MELBOURNE, FLA.—The Crimson, Florida Institute of Technology’s student-run newspaper, will host the second annual First Amendment celebration on campus. Called “Live Free or Eat Free,” the event is Feb. 27.
“Live Free or Eat Free” will include two parts. The first, 9 to 10:30 a.m. in the Hartley Room, is a panel discussion with Matt Reed, Florida Today public interest editor; Melbourne attorney Jack Kirschenbaum, who represents a newspaper and a news division of a TV station; and Dan Sweeney, the advisor to Florida Atlantic University’s student newspaper. Michael Kahn, who teaches a constitutional law course in the pre-law program at Florida Tech, will moderate the panel.

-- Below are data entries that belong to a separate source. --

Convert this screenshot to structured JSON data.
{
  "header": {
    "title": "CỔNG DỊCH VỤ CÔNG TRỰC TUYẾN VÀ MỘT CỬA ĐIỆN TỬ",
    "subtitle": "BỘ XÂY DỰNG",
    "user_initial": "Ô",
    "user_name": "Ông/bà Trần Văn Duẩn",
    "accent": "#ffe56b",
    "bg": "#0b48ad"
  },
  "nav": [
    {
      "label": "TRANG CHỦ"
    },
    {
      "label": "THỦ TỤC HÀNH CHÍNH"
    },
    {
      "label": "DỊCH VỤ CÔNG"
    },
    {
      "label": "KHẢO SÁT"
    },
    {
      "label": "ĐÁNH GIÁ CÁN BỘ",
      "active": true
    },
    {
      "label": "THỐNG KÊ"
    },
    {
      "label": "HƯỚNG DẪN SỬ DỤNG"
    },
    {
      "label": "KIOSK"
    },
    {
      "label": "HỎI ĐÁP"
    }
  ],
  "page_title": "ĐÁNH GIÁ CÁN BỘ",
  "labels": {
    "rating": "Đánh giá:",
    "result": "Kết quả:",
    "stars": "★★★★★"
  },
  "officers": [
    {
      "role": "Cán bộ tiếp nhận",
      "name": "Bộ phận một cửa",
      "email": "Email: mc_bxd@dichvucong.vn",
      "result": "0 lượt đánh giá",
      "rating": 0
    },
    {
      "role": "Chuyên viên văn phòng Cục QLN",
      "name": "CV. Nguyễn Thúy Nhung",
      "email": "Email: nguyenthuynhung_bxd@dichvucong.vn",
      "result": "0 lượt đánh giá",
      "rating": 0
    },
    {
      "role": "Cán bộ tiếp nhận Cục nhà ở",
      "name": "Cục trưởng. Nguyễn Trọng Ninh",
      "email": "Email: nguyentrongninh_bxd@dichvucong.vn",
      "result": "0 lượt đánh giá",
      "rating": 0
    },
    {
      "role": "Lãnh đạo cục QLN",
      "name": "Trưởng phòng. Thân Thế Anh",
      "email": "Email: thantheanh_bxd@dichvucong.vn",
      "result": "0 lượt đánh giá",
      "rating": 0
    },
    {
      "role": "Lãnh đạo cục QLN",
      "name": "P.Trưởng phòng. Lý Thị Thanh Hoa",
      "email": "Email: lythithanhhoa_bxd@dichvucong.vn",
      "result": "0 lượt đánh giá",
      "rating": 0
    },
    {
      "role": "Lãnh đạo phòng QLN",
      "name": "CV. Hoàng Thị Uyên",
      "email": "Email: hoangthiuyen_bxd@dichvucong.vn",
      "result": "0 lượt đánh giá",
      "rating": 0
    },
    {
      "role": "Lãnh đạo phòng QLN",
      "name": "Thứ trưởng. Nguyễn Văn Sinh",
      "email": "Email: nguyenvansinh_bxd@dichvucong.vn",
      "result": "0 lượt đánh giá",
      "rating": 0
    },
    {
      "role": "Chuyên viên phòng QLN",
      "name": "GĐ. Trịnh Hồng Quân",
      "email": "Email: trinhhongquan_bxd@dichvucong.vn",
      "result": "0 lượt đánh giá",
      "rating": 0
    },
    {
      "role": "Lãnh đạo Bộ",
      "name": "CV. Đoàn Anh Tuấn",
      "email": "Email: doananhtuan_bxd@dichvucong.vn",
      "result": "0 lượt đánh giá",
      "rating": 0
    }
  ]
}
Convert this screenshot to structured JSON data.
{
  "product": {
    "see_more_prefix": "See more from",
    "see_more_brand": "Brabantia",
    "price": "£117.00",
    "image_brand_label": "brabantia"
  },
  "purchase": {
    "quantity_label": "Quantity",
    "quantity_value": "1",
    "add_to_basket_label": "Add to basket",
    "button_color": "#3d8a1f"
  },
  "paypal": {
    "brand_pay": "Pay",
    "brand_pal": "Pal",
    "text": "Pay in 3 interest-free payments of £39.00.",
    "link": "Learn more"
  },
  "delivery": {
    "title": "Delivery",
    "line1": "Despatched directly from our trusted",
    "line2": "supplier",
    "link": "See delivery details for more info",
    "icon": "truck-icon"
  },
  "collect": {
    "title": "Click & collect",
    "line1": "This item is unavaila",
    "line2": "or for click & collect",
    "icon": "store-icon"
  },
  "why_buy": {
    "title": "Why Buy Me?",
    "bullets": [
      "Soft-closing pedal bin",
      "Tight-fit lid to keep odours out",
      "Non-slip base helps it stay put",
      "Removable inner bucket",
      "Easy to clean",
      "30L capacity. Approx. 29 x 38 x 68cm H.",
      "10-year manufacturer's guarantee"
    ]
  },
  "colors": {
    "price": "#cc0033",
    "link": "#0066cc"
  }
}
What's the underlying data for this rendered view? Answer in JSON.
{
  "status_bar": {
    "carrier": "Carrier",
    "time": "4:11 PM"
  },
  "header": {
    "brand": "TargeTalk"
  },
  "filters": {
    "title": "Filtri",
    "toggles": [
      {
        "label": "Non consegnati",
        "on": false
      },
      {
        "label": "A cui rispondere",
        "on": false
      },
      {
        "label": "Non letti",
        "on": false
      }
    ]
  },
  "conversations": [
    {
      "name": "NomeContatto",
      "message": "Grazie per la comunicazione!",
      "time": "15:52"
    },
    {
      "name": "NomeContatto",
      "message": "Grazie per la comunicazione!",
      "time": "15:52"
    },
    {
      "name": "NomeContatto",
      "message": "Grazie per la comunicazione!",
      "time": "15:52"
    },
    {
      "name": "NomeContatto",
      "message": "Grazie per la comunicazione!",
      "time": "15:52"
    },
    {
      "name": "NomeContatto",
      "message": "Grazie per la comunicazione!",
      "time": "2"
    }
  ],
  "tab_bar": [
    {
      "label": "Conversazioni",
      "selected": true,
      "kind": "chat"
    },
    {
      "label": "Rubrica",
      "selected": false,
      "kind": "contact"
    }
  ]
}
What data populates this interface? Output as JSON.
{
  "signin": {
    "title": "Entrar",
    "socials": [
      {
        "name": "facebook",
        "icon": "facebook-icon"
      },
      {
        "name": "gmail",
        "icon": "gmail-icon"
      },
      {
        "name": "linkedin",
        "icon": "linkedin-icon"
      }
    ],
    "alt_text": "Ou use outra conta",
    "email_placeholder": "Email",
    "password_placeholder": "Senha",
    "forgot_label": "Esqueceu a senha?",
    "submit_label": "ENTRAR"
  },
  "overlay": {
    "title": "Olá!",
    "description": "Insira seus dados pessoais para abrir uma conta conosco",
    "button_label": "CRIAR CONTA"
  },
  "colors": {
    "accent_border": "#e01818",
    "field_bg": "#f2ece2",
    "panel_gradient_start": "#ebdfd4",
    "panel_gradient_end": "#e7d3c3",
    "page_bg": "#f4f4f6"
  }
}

The second part takes place 11:30 a.m.-1:30 p.m. on the Crawford Building green, next to University Boulevard. Students will get to experience life without the First Amendment. They will receive a free meal in exchange for their First Amendment rights. Students won’t be able to ask for which type of food they get. They won’t be able to sit with their friends, talk about their favorite topics, or practice their religion. If the “government” passes an unjust law, students have no right to petition.
After their experience of free speech suppression, students will be able to express themselves on a free speech wall set up nearby by The Crimson staff.
What should become clear is that without the First Amendment, none of the other freedoms guaranteed in the U.S. constitution would stand.
“This event is a chance for our students to be reminded of the most basic freedoms guaranteed by the First Amendment—freedoms that are easy to take for granted,” said Ted Petersen, a communication professor and adviser to The Crimson. “And this is a great opportunity for the journalists at The Crimson to remind their fellow students that are truly involved with a free press, with no editorial oversight from faculty, staff, administration or trustees.”
The event is sponsored by Florida Today, Old School Pizza, the Society of Professional Journalists, and the Florida Tech Department of Humanities and Communication.
For more information, contact Ted Petersen at (321) 674-7201 or email@example.com or Drew Lacy, editor in chief of The Crimson at firstname.lastname@example.org. The First Amendment celebration is free and open to the public.